With tongue in cheek and gentle humor, "Up, Up and Away" follows the adventures of the Marshall family, who seem like any nice suburban family, but are, in fact, superheroes, which is a genetic trait. Nice light tone keeps "Up" from sinking, and cast, under star Robert Townsend's sure comedic direction, plays it just right.
With tongue in cheek and gentle humor, “Up, Up and Away” follows the adventures of the Marshall family, who seem like any nice suburban family, but are, in fact, superheroes, which is a genetic trait. Nice light tone keeps “Up” from sinking, and cast, under star Robert Townsend’s sure comedic direction, plays it just right. Disney Channel original may keep the whole family in one spot for the first hour, but cardboard villains and tired plot may instigate some channel surfing later.
The critical 14th birthday of Scott Marshall (Michael J. Pagan) is swiftly approaching, and so far, he has not exhibited any superpowers — if he doesn’t have any powers by then, he’s not going to develop any at all. Even his bratty little sister has laser vision (which she uses to light the barbecue). Needless to say, Scott is extremely disappointed that he won’t be able to join the family business.
At the same time, Nina (Olivia Burnette) has written software that brainwashes adolescents, and her company, Earth Protectors, donates computers and software to Scott’s entire eighth-grade class. But rather than brainwashing them into buying Britney Spears CDs (oh, sorry, that’s already happened), they’re told to recycle, eat tofu and protect the environment. But Nina’s cohort, Malcolm (Kevin Connolly), has other ideas after he sees the program’s success, and he hijacks the software in order to make billions.
The Marshalls, in superhero mode, are lured into a trap set by Malcolm, but Scott, using his normal-powered brain, saves the day.

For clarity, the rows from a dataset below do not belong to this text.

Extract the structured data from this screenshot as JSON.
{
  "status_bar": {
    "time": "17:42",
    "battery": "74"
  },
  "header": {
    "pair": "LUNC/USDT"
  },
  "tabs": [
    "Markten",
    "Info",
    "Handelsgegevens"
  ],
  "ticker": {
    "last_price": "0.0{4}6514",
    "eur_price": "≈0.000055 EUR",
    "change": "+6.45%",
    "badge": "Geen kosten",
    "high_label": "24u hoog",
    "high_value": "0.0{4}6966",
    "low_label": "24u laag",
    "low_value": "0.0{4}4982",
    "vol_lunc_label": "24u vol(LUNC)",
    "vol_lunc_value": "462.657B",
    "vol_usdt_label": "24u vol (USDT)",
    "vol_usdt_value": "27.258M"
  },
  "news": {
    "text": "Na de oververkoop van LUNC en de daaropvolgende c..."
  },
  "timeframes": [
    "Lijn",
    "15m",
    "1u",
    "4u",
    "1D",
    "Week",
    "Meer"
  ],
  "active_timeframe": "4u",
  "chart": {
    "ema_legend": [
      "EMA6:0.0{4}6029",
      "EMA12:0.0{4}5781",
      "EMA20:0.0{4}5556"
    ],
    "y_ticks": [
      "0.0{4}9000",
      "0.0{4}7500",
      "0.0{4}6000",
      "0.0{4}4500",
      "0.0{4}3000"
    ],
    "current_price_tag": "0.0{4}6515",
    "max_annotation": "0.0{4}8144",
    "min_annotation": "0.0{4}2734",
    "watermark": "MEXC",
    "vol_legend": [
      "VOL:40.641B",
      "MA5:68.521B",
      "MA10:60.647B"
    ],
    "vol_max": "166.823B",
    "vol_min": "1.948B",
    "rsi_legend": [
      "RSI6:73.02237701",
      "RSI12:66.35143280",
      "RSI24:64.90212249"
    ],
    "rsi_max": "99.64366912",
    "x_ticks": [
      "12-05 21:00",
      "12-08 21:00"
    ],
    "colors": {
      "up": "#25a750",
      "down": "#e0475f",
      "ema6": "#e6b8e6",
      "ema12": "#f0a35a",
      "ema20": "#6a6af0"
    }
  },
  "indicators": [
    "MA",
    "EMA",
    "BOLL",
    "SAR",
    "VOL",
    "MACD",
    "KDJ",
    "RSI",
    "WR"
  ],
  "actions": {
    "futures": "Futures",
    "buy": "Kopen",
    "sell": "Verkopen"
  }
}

It’s a funny premise — the superhero family — that works quite well, especially at Scott’s birthday party (a sort of superhero Bar Mitzvah) with all the guests being other superheroes. Townsend keeps the pace steady and the scenes with the family funny in a sweetly goofy way, yet there’s only so much he can do with the hackneyed villains and story resolution.
Tech credits are pro.